When you retype the data, keep every word exactly and include none of the pictures.

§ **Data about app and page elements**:
══════════════════════════════
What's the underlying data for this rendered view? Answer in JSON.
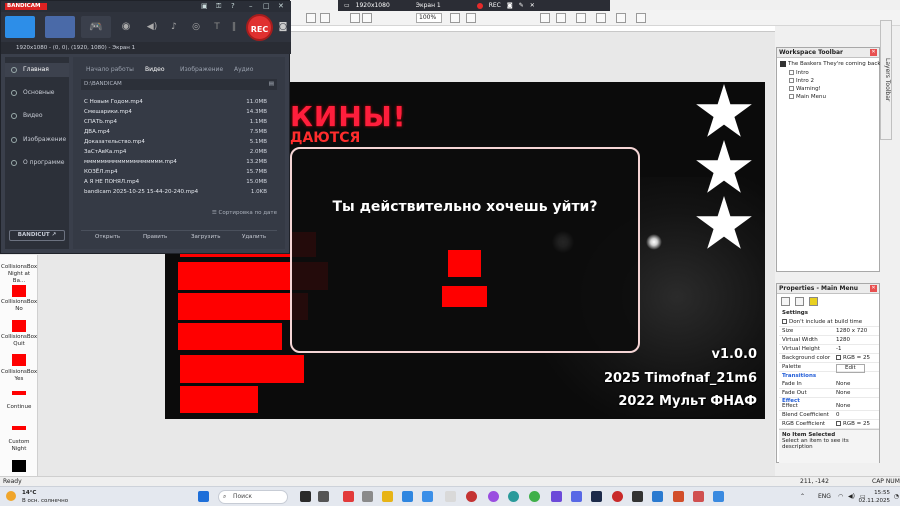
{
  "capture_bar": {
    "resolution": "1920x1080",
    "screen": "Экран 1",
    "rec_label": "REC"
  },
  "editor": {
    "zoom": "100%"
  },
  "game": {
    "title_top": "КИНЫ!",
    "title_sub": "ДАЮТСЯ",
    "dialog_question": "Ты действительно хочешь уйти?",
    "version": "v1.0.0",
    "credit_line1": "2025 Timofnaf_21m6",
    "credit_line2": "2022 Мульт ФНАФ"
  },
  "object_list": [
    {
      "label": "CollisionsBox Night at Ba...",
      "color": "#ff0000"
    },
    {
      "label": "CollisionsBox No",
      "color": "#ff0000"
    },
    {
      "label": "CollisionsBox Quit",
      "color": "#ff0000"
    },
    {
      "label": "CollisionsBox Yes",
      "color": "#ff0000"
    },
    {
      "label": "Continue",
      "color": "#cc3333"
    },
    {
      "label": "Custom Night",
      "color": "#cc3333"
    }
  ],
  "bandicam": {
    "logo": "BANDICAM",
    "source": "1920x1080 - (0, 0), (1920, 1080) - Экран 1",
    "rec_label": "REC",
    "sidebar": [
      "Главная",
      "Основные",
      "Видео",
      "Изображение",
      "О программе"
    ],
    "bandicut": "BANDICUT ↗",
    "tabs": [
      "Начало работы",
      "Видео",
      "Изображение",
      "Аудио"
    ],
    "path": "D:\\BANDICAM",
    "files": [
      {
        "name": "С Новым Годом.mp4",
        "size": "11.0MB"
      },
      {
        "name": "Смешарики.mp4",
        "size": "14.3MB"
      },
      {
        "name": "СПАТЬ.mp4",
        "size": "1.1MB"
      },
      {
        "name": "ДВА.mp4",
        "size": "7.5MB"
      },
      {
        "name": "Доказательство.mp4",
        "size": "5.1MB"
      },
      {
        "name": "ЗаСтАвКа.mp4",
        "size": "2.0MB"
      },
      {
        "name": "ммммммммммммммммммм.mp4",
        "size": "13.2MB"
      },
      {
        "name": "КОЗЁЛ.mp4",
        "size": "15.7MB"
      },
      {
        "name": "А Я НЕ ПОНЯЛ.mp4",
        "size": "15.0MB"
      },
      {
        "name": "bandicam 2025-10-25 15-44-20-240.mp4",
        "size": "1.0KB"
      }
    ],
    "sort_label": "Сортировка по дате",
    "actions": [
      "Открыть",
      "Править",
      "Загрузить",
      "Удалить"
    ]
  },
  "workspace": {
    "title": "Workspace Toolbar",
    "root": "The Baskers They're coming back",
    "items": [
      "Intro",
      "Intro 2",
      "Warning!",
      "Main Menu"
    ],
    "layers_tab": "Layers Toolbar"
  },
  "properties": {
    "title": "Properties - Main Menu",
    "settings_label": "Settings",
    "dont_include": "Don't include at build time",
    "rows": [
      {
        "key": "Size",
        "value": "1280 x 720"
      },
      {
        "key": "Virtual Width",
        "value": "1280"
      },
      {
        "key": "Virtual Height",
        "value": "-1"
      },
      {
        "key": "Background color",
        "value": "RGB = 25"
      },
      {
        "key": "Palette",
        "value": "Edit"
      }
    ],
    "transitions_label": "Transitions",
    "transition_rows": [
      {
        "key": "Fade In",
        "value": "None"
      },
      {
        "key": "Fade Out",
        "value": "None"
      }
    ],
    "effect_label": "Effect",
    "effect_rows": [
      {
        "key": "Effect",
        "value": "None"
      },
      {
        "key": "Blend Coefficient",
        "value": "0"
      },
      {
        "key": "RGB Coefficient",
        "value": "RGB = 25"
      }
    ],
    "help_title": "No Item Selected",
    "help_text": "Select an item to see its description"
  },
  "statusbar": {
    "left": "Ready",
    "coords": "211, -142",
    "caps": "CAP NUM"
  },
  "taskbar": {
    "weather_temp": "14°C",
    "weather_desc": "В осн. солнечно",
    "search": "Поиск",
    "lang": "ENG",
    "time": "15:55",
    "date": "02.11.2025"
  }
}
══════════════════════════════
§ **Output for this exercise**:
What's the underlying data for this rendered view? Answer in JSON.
{
  "capture_bar": {
    "resolution": "1920x1080",
    "screen": "Экран 1",
    "rec_label": "REC"
  },
  "editor": {
    "zoom": "100%"
  },
  "game": {
    "title_top": "КИНЫ!",
    "title_sub": "ДАЮТСЯ",
    "dialog_question": "Ты действительно хочешь уйти?",
    "version": "v1.0.0",
    "credit_line1": "2025 Timofnaf_21m6",
    "credit_line2": "2022 Мульт ФНАФ"
  },
  "object_list": [
    {
      "label": "CollisionsBox Night at Ba...",
      "color": "#ff0000"
    },
    {
      "label": "CollisionsBox No",
      "color": "#ff0000"
    },
    {
      "label": "CollisionsBox Quit",
      "color": "#ff0000"
    },
    {
      "label": "CollisionsBox Yes",
      "color": "#ff0000"
    },
    {
      "label": "Continue",
      "color": "#cc3333"
    },
    {
      "label": "Custom Night",
      "color": "#cc3333"
    }
  ],
  "bandicam": {
    "logo": "BANDICAM",
    "source": "1920x1080 - (0, 0), (1920, 1080) - Экран 1",
    "rec_label": "REC",
    "sidebar": [
      "Главная",
      "Основные",
      "Видео",
      "Изображение",
      "О программе"
    ],
    "bandicut": "BANDICUT ↗",
    "tabs": [
      "Начало работы",
      "Видео",
      "Изображение",
      "Аудио"
    ],
    "path": "D:\\BANDICAM",
    "files": [
      {
        "name": "С Новым Годом.mp4",
        "size": "11.0MB"
      },
      {
        "name": "Смешарики.mp4",
        "size": "14.3MB"
      },
      {
        "name": "СПАТЬ.mp4",
        "size": "1.1MB"
      },
      {
        "name": "ДВА.mp4",
        "size": "7.5MB"
      },
      {
        "name": "Доказательство.mp4",
        "size": "5.1MB"
      },
      {
        "name": "ЗаСтАвКа.mp4",
        "size": "2.0MB"
      },
      {
        "name": "ммммммммммммммммммм.mp4",
        "size": "13.2MB"
      },
      {
        "name": "КОЗЁЛ.mp4",
        "size": "15.7MB"
      },
      {
        "name": "А Я НЕ ПОНЯЛ.mp4",
        "size": "15.0MB"
      },
      {
        "name": "bandicam 2025-10-25 15-44-20-240.mp4",
        "size": "1.0KB"
      }
    ],
    "sort_label": "Сортировка по дате",
    "actions": [
      "Открыть",
      "Править",
      "Загрузить",
      "Удалить"
    ]
  },
  "workspace": {
    "title": "Workspace Toolbar",
    "root": "The Baskers They're coming back",
    "items": [
      "Intro",
      "Intro 2",
      "Warning!",
      "Main Menu"
    ],
    "layers_tab": "Layers Toolbar"
  },
  "properties": {
    "title": "Properties - Main Menu",
    "settings_label": "Settings",
    "dont_include": "Don't include at build time",
    "rows": [
      {
        "key": "Size",
        "value": "1280 x 720"
      },
      {
        "key": "Virtual Width",
        "value": "1280"
      },
      {
        "key": "Virtual Height",
        "value": "-1"
      },
      {
        "key": "Background color",
        "value": "RGB = 25"
      },
      {
        "key": "Palette",
        "value": "Edit"
      }
    ],
    "transitions_label": "Transitions",
    "transition_rows": [
      {
        "key": "Fade In",
        "value": "None"
      },
      {
        "key": "Fade Out",
        "value": "None"
      }
    ],
    "effect_label": "Effect",
    "effect_rows": [
      {
        "key": "Effect",
        "value": "None"
      },
      {
        "key": "Blend Coefficient",
        "value": "0"
      },
      {
        "key": "RGB Coefficient",
        "value": "RGB = 25"
      }
    ],
    "help_title": "No Item Selected",
    "help_text": "Select an item to see its description"
  },
  "statusbar": {
    "left": "Ready",
    "coords": "211, -142",
    "caps": "CAP NUM"
  },
  "taskbar": {
    "weather_temp": "14°C",
    "weather_desc": "В осн. солнечно",
    "search": "Поиск",
    "lang": "ENG",
    "time": "15:55",
    "date": "02.11.2025"
  }
}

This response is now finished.